The words, spoken by former Blackberry software engineer Bruce Davidson, have been uttered so often and so often that the question “What a Black photographer does” has become clichéd.
I’m a huge fan of black photographers, so I asked a lot of black-focused photographers what it is about their work that they find so fascinating and challenging.
Black photographers, and the stories they tell, are part of a much larger cultural conversation that has been happening in the US for the last 40 years.
The US, after all, has always been a melting pot of cultures and a melting-pot of interests, so it is no surprise that there are many photographers of color.
Black Americans are more likely to be in their 30s than their white counterparts, according to data from the U.S. Census Bureau, and they are more than twice as likely to attend college.
In some cases, they are even more likely than their non-white peers to be black.
The numbers are not all that different from what you would expect from the number of black people in a country like the United States, which has a larger share of its population in poverty than any other country in the world.
And yet, there is so much more to the stories and the work of black Americans than meets the eye.
Black photographers have been telling their stories in a way that has not always been the norm.
But even though there has been a lot less coverage of black talent in the past 40 years, there have been plenty of stories and perspectives that were rarely considered.
The following is an excerpt from my conversation with Bruce Davidson from the May 2017 issue of Black Photography magazine.
Read more stories from Black America on ourstoryline.
The questions that Bruce Davidson asked me were simple, but the answers he received were very telling:I grew up in a white family.
My father was a successful banker and my mother was a high school teacher.
In high school, I was the youngest person of color to graduate from high school.
The school I went to was called the State University of New York, but it was also known as the State College of New Jersey, and I would describe myself as a middle-class white kid from a good family.
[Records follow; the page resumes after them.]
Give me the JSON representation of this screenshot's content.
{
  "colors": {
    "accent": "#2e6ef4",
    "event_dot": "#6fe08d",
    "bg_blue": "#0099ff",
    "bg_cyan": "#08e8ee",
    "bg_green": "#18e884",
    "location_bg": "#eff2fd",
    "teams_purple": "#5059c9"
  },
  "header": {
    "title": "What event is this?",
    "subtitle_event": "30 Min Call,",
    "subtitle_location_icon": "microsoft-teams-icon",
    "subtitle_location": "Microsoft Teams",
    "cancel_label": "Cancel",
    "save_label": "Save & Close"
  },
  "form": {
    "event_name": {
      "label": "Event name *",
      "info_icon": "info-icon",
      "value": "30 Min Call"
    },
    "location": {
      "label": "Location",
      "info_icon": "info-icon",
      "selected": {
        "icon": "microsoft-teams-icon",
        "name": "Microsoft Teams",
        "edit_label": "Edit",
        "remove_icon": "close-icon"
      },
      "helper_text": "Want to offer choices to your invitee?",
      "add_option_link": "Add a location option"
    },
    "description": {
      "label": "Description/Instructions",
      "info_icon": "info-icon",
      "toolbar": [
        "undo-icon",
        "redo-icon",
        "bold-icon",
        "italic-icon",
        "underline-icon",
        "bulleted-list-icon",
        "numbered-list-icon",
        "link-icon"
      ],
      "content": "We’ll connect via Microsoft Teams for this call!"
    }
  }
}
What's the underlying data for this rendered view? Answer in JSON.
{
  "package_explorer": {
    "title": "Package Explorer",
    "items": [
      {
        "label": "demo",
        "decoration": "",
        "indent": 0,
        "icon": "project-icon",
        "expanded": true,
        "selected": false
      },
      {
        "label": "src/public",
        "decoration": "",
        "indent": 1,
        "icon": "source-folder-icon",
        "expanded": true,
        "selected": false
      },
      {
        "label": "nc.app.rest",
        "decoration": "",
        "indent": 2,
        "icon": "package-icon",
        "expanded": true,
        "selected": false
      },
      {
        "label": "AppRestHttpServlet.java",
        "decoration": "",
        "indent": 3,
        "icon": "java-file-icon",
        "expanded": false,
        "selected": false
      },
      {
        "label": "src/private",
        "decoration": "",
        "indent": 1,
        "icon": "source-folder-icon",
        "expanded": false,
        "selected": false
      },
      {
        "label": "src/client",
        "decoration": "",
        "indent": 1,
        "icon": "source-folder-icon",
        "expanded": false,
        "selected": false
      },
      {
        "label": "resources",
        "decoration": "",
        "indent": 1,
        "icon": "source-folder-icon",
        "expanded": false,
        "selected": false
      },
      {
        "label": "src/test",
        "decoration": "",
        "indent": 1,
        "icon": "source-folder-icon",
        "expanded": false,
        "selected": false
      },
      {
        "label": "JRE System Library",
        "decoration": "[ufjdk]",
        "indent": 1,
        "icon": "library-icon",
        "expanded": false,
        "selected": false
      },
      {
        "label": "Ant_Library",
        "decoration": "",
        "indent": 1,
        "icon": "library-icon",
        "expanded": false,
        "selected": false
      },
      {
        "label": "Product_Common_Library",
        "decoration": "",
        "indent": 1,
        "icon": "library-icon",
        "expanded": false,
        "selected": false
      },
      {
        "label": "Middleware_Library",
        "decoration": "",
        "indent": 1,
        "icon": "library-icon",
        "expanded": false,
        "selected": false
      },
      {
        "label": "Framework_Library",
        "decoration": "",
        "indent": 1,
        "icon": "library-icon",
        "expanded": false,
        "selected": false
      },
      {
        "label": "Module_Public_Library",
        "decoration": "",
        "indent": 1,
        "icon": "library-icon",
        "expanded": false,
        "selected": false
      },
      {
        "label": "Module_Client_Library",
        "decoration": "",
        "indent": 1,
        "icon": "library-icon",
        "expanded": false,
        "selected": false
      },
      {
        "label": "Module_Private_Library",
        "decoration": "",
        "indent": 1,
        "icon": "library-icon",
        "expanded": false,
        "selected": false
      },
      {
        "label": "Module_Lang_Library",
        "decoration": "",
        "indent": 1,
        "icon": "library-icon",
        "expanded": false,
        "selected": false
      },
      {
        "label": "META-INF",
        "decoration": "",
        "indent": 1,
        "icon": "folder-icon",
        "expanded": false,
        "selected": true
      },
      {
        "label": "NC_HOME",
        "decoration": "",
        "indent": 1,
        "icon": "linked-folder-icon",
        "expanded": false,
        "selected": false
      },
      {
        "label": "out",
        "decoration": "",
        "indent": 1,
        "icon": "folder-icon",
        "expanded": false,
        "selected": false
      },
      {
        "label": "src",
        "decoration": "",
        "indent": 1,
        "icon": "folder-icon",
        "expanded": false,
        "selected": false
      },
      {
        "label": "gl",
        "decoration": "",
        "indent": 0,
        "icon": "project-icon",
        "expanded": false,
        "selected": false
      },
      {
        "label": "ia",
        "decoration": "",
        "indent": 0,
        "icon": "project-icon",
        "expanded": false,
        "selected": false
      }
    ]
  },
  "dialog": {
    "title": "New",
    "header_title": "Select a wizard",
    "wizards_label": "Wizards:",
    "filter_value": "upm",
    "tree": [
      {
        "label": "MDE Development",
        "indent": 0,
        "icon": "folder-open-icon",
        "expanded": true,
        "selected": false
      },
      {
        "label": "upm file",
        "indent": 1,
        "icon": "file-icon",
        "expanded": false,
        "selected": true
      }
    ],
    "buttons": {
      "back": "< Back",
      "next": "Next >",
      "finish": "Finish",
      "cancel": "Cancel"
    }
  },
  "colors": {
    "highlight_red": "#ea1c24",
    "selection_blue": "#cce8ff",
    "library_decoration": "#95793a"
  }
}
I started taking photography classes, and by the time I graduated I had about six years of experience working as a photojournalist.
I wanted to be a professional, but I also wanted to have fun and be creative.
That’s how I met my wife, who is a photographer herself.
She was like my “lucky charms” and a very creative photographer.
We were very close and she was the first person I dated who was willing to take me on a trip.
I was living in New York at the time, and she had a beautiful home in New Jersey.
I had a dream job, but then I fell in love with the idea of taking photographs.
That was the beginning of my career.
As a child, I would have nightmares about my father, who was the kind of guy who would go crazy if he heard he was about to leave a job, he was going to get fired or something.
I would always say, “Don’t worry, Dad, you’re not going anywhere.”
But I wasn’t always aware of how much I was afraid of him.
I wanted to go to college, but my parents didn’t believe that I would get an education, so my family had to find other ways to support me.
My mother said, “You’ll never get an educate.
If you want a college education, you have to go through the Army.
If your family can’t support you, then you can go to the military.
You can go out there and you can live your life.”
My father said, and we all heard that story.
I was like, “No, I’m not going to go.
If I’m going to do something that’s going to hurt me, I’ll do it myself.”
That was when I decided to take a photography class.
I did that for two years and graduated with honors in May 1980.
My parents were very supportive of my decision, but at the same time I realized that if I didn’t take a class, I wasn